◆ **INSTRUCTIONS TO FOLLOW**: Using the data below, copy out all lines with the word "this".

##### SOURCE RECORDS #####

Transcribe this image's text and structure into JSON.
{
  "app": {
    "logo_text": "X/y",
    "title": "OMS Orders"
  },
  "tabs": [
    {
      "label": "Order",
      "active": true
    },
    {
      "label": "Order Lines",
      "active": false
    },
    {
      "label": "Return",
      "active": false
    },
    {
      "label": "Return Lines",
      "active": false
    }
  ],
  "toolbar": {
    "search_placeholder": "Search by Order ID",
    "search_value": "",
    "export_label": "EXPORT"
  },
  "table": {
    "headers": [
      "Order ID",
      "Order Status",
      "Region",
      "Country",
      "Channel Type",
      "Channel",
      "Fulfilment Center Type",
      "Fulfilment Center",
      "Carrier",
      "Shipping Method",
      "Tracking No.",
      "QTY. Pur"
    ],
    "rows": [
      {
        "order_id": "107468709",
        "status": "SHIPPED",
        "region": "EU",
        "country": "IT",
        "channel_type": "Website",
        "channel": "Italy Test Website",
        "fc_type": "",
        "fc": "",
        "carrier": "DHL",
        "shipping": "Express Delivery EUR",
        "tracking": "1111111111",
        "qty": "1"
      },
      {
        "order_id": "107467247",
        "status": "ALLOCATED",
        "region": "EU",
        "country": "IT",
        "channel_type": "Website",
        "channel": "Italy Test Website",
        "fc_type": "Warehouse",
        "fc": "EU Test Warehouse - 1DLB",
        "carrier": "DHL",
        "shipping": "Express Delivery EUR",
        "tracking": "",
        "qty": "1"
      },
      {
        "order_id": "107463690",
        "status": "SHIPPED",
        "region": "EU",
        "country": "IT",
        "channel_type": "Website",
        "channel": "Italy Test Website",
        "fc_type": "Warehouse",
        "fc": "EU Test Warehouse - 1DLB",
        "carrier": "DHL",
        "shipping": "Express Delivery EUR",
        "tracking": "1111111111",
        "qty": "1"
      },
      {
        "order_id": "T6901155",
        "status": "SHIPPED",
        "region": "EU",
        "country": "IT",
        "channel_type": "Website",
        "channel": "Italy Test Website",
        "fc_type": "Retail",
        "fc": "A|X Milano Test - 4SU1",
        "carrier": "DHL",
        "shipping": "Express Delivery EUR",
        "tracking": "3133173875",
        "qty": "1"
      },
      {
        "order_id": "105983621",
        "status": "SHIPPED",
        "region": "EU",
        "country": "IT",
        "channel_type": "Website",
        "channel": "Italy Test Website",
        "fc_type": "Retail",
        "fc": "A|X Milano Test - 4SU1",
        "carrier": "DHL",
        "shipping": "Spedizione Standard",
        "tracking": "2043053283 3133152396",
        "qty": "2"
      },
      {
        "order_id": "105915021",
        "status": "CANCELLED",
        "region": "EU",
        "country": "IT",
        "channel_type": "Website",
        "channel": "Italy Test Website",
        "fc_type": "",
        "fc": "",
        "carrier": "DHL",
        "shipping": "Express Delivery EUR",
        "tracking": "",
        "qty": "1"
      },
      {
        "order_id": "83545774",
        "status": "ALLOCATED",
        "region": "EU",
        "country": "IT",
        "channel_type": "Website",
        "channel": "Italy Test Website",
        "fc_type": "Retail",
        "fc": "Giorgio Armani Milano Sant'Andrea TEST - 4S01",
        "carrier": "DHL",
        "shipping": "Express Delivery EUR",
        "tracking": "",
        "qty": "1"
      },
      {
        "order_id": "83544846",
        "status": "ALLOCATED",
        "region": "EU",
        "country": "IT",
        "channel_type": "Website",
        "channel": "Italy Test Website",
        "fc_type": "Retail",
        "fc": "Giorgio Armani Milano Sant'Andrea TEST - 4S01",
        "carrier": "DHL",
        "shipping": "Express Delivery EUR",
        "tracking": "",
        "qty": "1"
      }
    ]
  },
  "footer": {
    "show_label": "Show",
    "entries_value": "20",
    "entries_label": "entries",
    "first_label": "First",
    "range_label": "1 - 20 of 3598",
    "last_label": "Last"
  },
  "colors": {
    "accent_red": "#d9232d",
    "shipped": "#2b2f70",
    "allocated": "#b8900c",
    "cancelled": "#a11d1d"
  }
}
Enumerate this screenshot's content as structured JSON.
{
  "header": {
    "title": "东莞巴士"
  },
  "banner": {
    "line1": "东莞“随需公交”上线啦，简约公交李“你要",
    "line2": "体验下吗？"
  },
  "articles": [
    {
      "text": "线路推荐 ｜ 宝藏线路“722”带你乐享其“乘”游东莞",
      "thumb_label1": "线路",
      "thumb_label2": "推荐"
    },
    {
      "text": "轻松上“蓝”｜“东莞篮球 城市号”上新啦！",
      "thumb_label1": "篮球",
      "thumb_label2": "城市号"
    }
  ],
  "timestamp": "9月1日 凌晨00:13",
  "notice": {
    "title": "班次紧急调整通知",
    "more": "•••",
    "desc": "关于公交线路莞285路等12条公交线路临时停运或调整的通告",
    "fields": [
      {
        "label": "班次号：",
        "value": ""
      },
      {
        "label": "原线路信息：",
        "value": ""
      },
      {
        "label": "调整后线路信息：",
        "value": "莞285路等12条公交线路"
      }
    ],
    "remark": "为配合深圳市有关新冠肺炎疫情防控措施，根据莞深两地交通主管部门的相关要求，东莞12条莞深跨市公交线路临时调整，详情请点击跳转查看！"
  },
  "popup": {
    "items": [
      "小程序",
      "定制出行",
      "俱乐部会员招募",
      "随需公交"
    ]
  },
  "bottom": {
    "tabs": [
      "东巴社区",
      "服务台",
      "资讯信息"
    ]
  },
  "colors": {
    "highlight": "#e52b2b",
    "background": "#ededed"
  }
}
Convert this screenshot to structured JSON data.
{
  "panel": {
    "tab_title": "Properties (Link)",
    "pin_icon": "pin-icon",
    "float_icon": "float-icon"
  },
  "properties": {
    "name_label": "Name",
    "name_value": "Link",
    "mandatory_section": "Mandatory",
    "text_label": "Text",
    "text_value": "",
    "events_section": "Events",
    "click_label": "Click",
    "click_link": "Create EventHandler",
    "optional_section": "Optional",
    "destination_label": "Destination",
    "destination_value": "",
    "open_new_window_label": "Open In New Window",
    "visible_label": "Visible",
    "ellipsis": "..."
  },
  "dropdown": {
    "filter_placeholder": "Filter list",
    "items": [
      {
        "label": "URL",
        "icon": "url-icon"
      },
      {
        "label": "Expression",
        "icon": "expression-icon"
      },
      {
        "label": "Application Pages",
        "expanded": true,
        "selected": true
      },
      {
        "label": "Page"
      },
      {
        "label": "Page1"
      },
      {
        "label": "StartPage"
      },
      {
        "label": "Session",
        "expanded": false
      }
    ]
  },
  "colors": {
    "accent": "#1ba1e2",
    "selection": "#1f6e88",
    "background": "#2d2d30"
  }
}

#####

◆ **RESPONSE TO THE EXERCISE**:
Transcribe this image's text and structure into JSON.
Enumerate this screenshot's content as structured JSON.
Convert this screenshot to structured JSON data.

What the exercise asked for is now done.